Sterling declined below $1.24 on Wednesday, levels not plumbed for over two years, as traders continued to price the increasing risk of Britain’s crashing out of the European Union without a transition deal in place.

With economic data further displaying the UK economy coping, putting more strain on the Bank of England to ease fiscal policy, traders are taking to currency derivatives and futures markets to bet on more weakness.

After dropping to as low as $1.2382, the pound later bounced slightly on Wednesday to trade at $1.2426 GBP=D3, up 0.2% on the day; however, the currency stays under strain.

In October 2016, the British currency fell briefly below $1.15, its weakest in more than than 30 years, throughout a flash crash in the forex markets in early Asian trading sessions.

It has since regained, strengthening to nearly $1.34 earlier this year. However, fears the subsequent British Prime Minister will drag Britain out of the EU without a deal have prompted merchants to drop the pound in recent times.

Arch-Brexiteer Boris Johnson is the one to become Conservative Party chief subsequent week and thus the next prime minister. Johnson and his contestant for the leadership, Jeremy Hunt, have been competing with one another to show party members their readiness to force a “hard” Brexit.

The pound has lost 1% against the euro this month and over 2% against the greenback, putting it on track for its greatest month-to-month fall since June 2018.

It’s this year’s worst-performing G10 currency against the greenback. HSBC strategists said a “no-deal” would push the pound to $1.10.
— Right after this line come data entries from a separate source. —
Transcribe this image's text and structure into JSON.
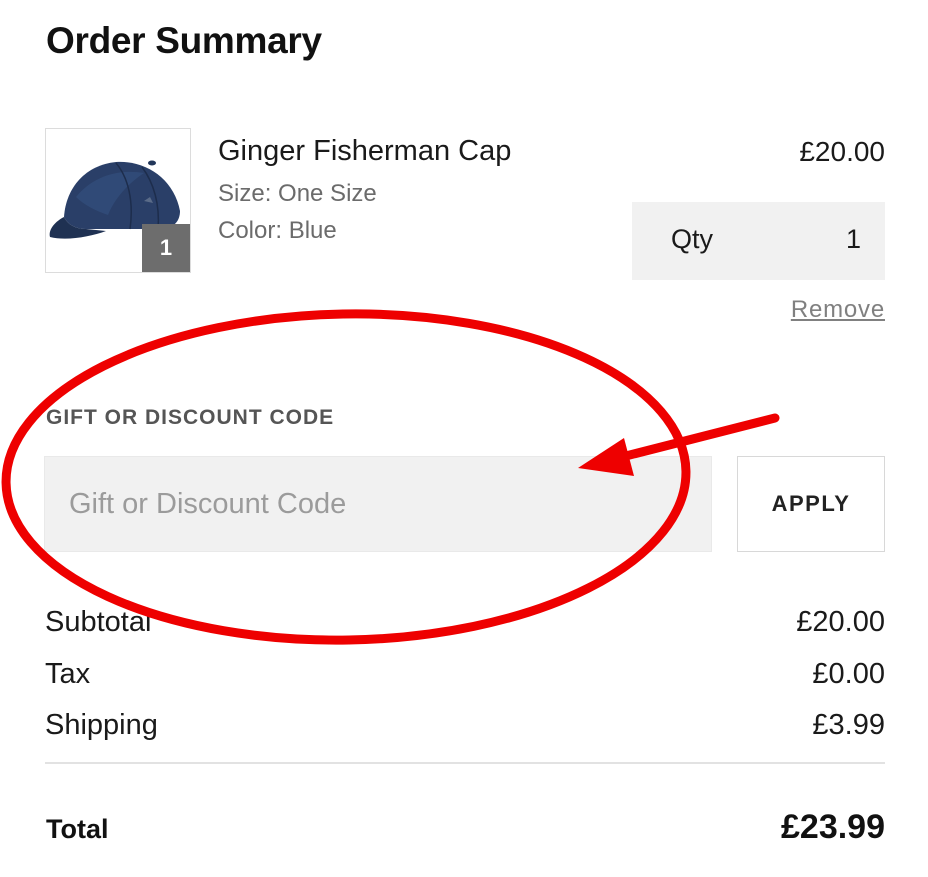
{
  "header": {
    "title": "Order Summary"
  },
  "item": {
    "name": "Ginger Fisherman Cap",
    "size": "Size: One Size",
    "color": "Color: Blue",
    "price": "£20.00",
    "thumb_quantity": "1",
    "qty_label": "Qty",
    "qty_value": "1",
    "remove_label": "Remove",
    "image_icon": "baseball-cap-icon"
  },
  "discount": {
    "label": "GIFT OR DISCOUNT CODE",
    "placeholder": "Gift or Discount Code",
    "value": "",
    "apply_label": "APPLY"
  },
  "totals": {
    "rows": [
      {
        "label": "Subtotal",
        "value": "£20.00"
      },
      {
        "label": "Tax",
        "value": "£0.00"
      },
      {
        "label": "Shipping",
        "value": "£3.99"
      }
    ],
    "total_label": "Total",
    "total_value": "£23.99"
  },
  "annotation": {
    "color": "#ee0000",
    "shapes": [
      "ellipse",
      "arrow"
    ]
  }
}
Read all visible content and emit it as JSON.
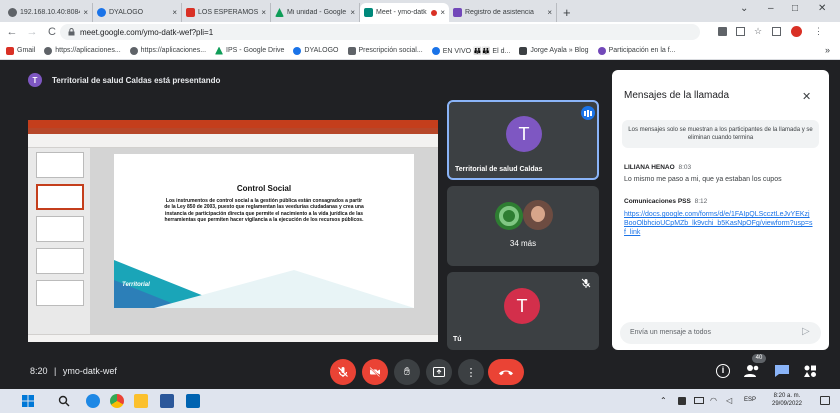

Against the euro, sterling fell to as little as 90.51 pence EURGBP=D3 on Wednesday, a new six-month low, before regaining to 90.285 by 1445 GMT.